It should be mentioned that there are some extreme cases. Sometime people will crack themselves using lever such as pulling on the chin with the hands and forcibly twisting the neck. This should be avoided. While it is rare, there is an artery that runs through the vertebrae in the neck and in 1:1million cases this could be damaged.  It would also be possible to injure nerves, fracture vertebrae (if you are very osteoporotic), strain muscles or ligaments.  While this may read as a quite scary list, the day-to-day reality is that millions of people are cracking their own spine with little if any adverse affect.

While the risks may be minimal it is still not ideal to feel back stiffness and feel like the ‘spine is out’. To get lasting relief you need to go to the causes of the issue and deal with both the muscle and joint tightness. 

What you can do about it

  • See a therapist trained in treating the spine. In most countries this would be an Osteopath, chiropractor, manipulative physiotherapist or a medical doctor trained in spinal manipulation. You want someone that will work on the soft tissue as well as the spine. 
  • Avoid self-manipulating. Hard as it may be, to resolve the problem you will need to avoid cracking your own back. Incidental cracks shouldn’t be worried about but avoid intentionally cracking the spine and supplement it with the next steps.
  • Muscle stretching. Far better than ceding to the urge to crack, you should go through a static muscle-stretching regime. This will ease some of the tension and take away part on the problem. 
  • Mobility exercises. Anyone who has done a Pilates or yoga class will be familiar with joint mobility exercises. The most common is when you are standing and fold forward from the neck, trying to feel each vertebrae moving individually. This exercise can work through tight areas of the spine and help regain full mobility.  
  • Yoga/ Pilates/ tai chi. These classes are quite good at balancing muscle tension and loosening joint tightness at the same time. 

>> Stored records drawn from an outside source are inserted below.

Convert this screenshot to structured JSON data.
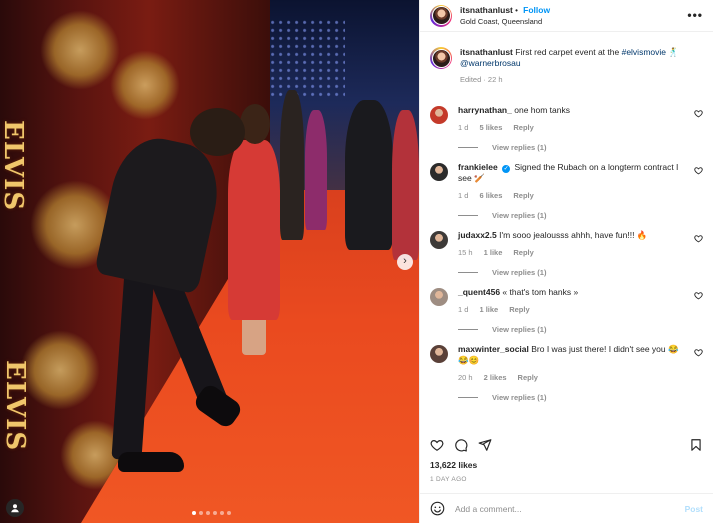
{
  "post": {
    "username": "itsnathanlust",
    "follow_label": "Follow",
    "location": "Gold Coast, Queensland",
    "more_label": "•••",
    "caption": {
      "username": "itsnathanlust",
      "text_before": "First red carpet event at the ",
      "hashtag": "#elvismovie",
      "emoji": "🕺",
      "mention": "@warnerbrosau",
      "meta": "Edited · 22 h"
    },
    "likes": "13,622 likes",
    "date": "1 DAY AGO",
    "photo": {
      "wall_text_1": "ELVIS",
      "wall_text_2": "ELVIS",
      "carousel_dots": 6,
      "active_dot": 0,
      "next_label": "›"
    }
  },
  "comments": [
    {
      "username": "harrynathan_",
      "verified": false,
      "text": "one hom tanks",
      "time": "1 d",
      "likes": "5 likes",
      "reply_label": "Reply",
      "view_replies": "View replies (1)",
      "avatar_color": "#c43a2a"
    },
    {
      "username": "frankielee",
      "verified": true,
      "text": "Signed the Rubach on a longterm contract I see 🏏",
      "time": "1 d",
      "likes": "6 likes",
      "reply_label": "Reply",
      "view_replies": "View replies (1)",
      "avatar_color": "#2b2b2b"
    },
    {
      "username": "judaxx2.5",
      "verified": false,
      "text": "I'm sooo jealousss ahhh, have fun!!! 🔥",
      "time": "15 h",
      "likes": "1 like",
      "reply_label": "Reply",
      "view_replies": "View replies (1)",
      "avatar_color": "#3d3a38"
    },
    {
      "username": "_quent456",
      "verified": false,
      "text": "« that's tom hanks »",
      "time": "1 d",
      "likes": "1 like",
      "reply_label": "Reply",
      "view_replies": "View replies (1)",
      "avatar_color": "#9e8d82"
    },
    {
      "username": "maxwinter_social",
      "verified": false,
      "text": "Bro I was just there! I didn't see you 😂😂😊",
      "time": "20 h",
      "likes": "2 likes",
      "reply_label": "Reply",
      "view_replies": "View replies (1)",
      "avatar_color": "#5a4038"
    }
  ],
  "footer": {
    "placeholder": "Add a comment...",
    "post_label": "Post"
  },
  "colors": {
    "accent": "#0095f6",
    "link": "#00376b",
    "muted": "#8e8e8e",
    "carpet": "#ea4a1f"
  }
}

Over time and with perseverance you can loosen the tight muscles with stretching, loosen the joints with mobility exercises and balance the posture with exercise programs. Eventually the need to crack diminishes as the issues resolve.  

Dr. Shea Trattler

With 12+ years experience as an osteopath, Shea has treated from all walks of life, all age groups and with a wide scope of problems. He believes in longer treatment sessions to enable time for people to relax into the treatment while working to improve and educate his clients to achieve better health.